4.2 Overall this recommendation represents a huge shift away from the parents taking responsibility for the child's rights and giving it to the State. This attacks the heart of the family and will warrant considerable intrusion into family life by LA officials, leading to a great deal of tension and unease between LAs and the home educating family. Of further concern to us there will be no right of appeal to the LA's decision, which at present exists.

 

5.1 The proposals resulting from the Review are questionable in themselves, however when one actually examines the conduct of the review on, which they are based, it is evident that there are many flaws. For instance, Mr. Badman compares England to certain countries in Europe, most notably Germany who still outlaw home education (this being a legacy of Nazi legislation), yet Mr. Badman chooses not to compare us to freer states in the USA where home education takes place in greater numbers.

 

5.2 There is the issue of impartiality; the selective quoting of the Church of England's submission is a prime example of this, with their opinions as to leaving current arrangements regarding elective home education in place being excluded from the rest of their submission to the Review.

 

5.3 The initial on-line questionnaire that sought home educator's views was poorly worded and involved leading questions. The fact that the Review called for evidence online also excluded those who did not have access to the internet and therefore relied on being sent the online questionnaire from others.

 

5.4 The LAs had many more questions for their departments to fill in than ourselves. The views of the home educating community have not been adequately taken into account; rather reliance has been put on the LA's perspective. As home-educators we were left to find out from a fellow home-educator about there being a questionnaire, prior to this we had no knowledge that there was to be a Review. We are known to the LA yet there was no contact, to inform us of the questionnaire for the Review, and any input to which we were entitled.

 

5.5 On completion of the on-line questionnaire we were not notified of the publication of the Badman Review by the DCSF, despite requesting this via their on-line form. Home educating organizations also experienced this problem, only finding out the findings of the Review from the media on the day of publication.

 

6. Lastly we question the appropriateness of changes to home education being already in draft legislation, (contained within the Improving Schools and Safeguarding Children's Bill), yet the Consultation does not end until the 19th October. Surely if the Government are keen to hear our views on the recommendations there should be some pause for thought to allow for a more measured response.

 

7. In conclusion the Review is flawed both in methodology and content.
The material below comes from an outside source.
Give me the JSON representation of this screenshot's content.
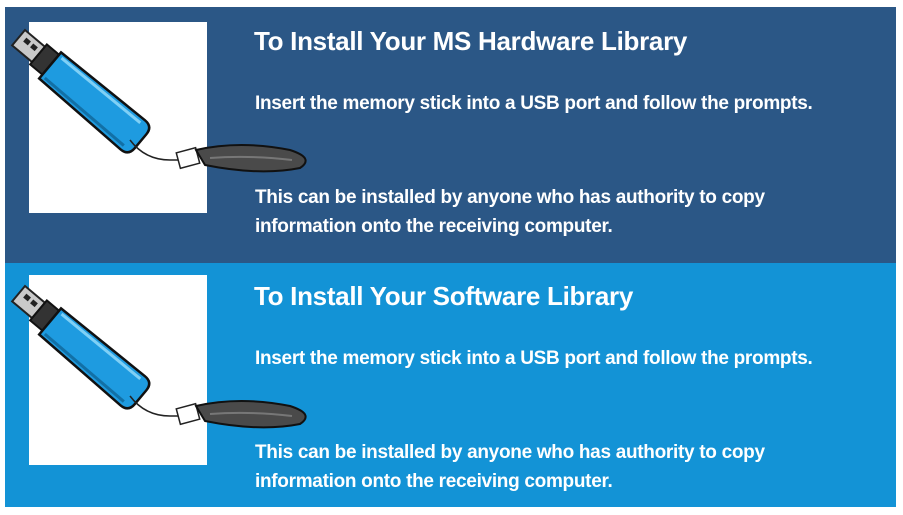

We would welcome a fair and balanced review, based on evidence not assumption, conducted by an individual with expertise in this field. We would also value LA personnel to be fully trained in the diversity of home education and the law surrounding it, with respect being given to the wishes of the children involved. We therefore ask for the Government to give due consideration to the views expressed from the public Consultation and the findings from yourselves, before it decides what course of action to take.

 

September 2009